When designing a modern computer / operating system combination one of the things we want to do is run multiple programs at the same time. One of the problems that you would run into designing this system is that all your programs want to assume they have access to all the memory they want, and they don't coordinate what addresses they use.
The solution to the problem is a system called virtual memory. The virtual address space is the address space the operating system makes available for a program to use. When a program tries to access virtual memory at say, address 1024, they don't get to access the physical memory address (the addresses that go out on the wires to the ram chips) 1024. Instead there is a mapping system.
The operating system handles all the mappings, so that two different programs can both access what they consider address 1024, but process 1 might have its virtual address 1024 mapped to physical address 2048, while process 2 might have its virtual address 1024 mapped to physical address 4096.
In order to keep the mapping information manageable, the operating system maps memory in "chunks" called pages. 4096 bytes is a very common page size.
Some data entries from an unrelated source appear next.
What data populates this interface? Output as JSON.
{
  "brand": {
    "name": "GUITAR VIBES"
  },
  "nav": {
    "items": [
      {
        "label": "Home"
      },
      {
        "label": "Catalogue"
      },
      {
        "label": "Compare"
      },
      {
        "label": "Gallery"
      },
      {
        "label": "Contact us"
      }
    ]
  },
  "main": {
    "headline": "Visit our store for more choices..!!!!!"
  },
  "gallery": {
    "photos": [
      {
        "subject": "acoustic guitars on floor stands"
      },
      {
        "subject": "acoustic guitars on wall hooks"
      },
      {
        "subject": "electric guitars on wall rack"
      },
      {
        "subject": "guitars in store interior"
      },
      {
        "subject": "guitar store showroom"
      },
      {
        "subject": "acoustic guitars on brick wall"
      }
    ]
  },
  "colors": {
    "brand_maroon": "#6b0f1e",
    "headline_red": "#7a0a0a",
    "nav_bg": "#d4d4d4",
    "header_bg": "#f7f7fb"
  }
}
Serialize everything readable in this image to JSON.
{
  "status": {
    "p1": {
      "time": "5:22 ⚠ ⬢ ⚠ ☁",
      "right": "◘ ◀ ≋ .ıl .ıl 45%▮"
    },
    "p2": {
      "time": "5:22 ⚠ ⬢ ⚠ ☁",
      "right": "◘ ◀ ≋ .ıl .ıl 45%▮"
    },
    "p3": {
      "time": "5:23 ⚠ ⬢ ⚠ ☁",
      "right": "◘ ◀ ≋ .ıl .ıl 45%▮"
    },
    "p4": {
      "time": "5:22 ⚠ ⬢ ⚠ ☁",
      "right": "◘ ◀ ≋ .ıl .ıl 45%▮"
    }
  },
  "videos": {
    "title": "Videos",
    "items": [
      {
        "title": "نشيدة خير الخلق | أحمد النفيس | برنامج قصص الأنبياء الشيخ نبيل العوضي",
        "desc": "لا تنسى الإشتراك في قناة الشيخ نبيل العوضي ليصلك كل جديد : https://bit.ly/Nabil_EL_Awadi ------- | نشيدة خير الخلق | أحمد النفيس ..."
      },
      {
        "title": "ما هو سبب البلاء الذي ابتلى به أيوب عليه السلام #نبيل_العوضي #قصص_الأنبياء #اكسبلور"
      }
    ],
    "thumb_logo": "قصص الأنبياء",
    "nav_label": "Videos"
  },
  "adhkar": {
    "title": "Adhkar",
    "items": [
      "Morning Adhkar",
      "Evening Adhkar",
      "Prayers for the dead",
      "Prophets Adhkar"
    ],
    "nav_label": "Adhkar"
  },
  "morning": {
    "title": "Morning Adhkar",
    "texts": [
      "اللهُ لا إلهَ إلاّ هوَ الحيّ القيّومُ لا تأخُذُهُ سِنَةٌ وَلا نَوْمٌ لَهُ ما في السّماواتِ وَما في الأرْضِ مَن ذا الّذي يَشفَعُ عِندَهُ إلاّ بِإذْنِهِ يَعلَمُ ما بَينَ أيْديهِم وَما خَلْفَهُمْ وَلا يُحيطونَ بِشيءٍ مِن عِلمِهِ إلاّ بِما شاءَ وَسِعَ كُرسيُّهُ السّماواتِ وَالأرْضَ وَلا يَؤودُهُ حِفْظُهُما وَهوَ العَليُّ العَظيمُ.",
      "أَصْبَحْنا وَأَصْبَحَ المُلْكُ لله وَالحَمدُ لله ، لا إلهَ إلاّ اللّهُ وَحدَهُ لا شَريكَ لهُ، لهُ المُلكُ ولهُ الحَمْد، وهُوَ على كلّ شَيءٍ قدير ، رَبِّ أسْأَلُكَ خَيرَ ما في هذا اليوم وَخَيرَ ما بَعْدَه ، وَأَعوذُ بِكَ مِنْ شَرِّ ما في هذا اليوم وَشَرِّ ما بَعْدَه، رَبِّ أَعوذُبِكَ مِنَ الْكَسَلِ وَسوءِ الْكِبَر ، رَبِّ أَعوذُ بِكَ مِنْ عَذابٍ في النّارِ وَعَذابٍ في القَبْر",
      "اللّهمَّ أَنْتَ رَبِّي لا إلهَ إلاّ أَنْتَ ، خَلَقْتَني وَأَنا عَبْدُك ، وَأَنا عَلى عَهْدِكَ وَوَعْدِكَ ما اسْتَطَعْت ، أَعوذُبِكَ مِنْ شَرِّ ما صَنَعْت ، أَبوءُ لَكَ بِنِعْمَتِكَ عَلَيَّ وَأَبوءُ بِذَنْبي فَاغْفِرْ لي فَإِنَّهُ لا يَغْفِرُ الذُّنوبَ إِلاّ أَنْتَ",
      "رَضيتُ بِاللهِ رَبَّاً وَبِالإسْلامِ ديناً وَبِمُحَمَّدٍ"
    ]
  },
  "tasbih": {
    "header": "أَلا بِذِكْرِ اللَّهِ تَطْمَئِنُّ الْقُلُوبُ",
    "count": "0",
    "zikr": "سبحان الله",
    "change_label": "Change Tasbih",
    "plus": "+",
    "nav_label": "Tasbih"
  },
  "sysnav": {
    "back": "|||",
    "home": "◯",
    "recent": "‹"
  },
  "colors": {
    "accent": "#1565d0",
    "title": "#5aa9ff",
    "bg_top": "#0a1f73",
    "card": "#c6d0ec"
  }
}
In the example you site, a certain process has a single page, located at virtual addresses 4096, that is 4096 bytes in length (extending to virtual address 8191), mapped to the physical address 0 (since the page is 4096 bytes long, the mapping extends to physical address 4095)
The actual size of the virtual address space is not specified (it must be at least 14 bits wide because the address 12287 is mentioned), but that hardly matters. One thing for sure, it is not a 12 bit addressing system. That's just the size of a virtual memory page, the smallest chunk of memory the operating system will manage. The addresses 8192 through 12287 are just other virtual addresses a process could access.
The author asks the question "what happens if there is an access to memory that is not mapped?"
In a computer without a virtual memory mapping system, the hardware notices that accesses to addresses not connected to physical ram are errors. The hardware signals the operating system of the offense. This process is called an error trap. The operating system would then print the message "Nonexistent memory referenced" and terminate the process. That's the suitably rude message.
In a computer with a virtual memory mapping system almost the same thing happens. Since most programs don't use all the memory that they could possibly address, the operating system doesn't map all of a process' virtual memory to physical memory (also, most computers have more virtual address space available then total physical ram installed in them). So when a process tries to access a virtual address in unmapped memory, the hardware notices there is no physical memory mapped to the virtual address in question. The operating system is signaled, it prints a rude message, and terminates the process.
This mapping and error trapping system not only allows multiple processes to have their own views of the address space, it also allows the operating system to contain and protect the running processes from each other. Even though they may be using the same virtual addresses, the operating system keeps different processes mapped to different physical addresses. That way is isn't possible for a process to (accidentally or on purpose) access or overwrite the memory of any other process. This keeps buggy programs from taking out your whole computer when they crash.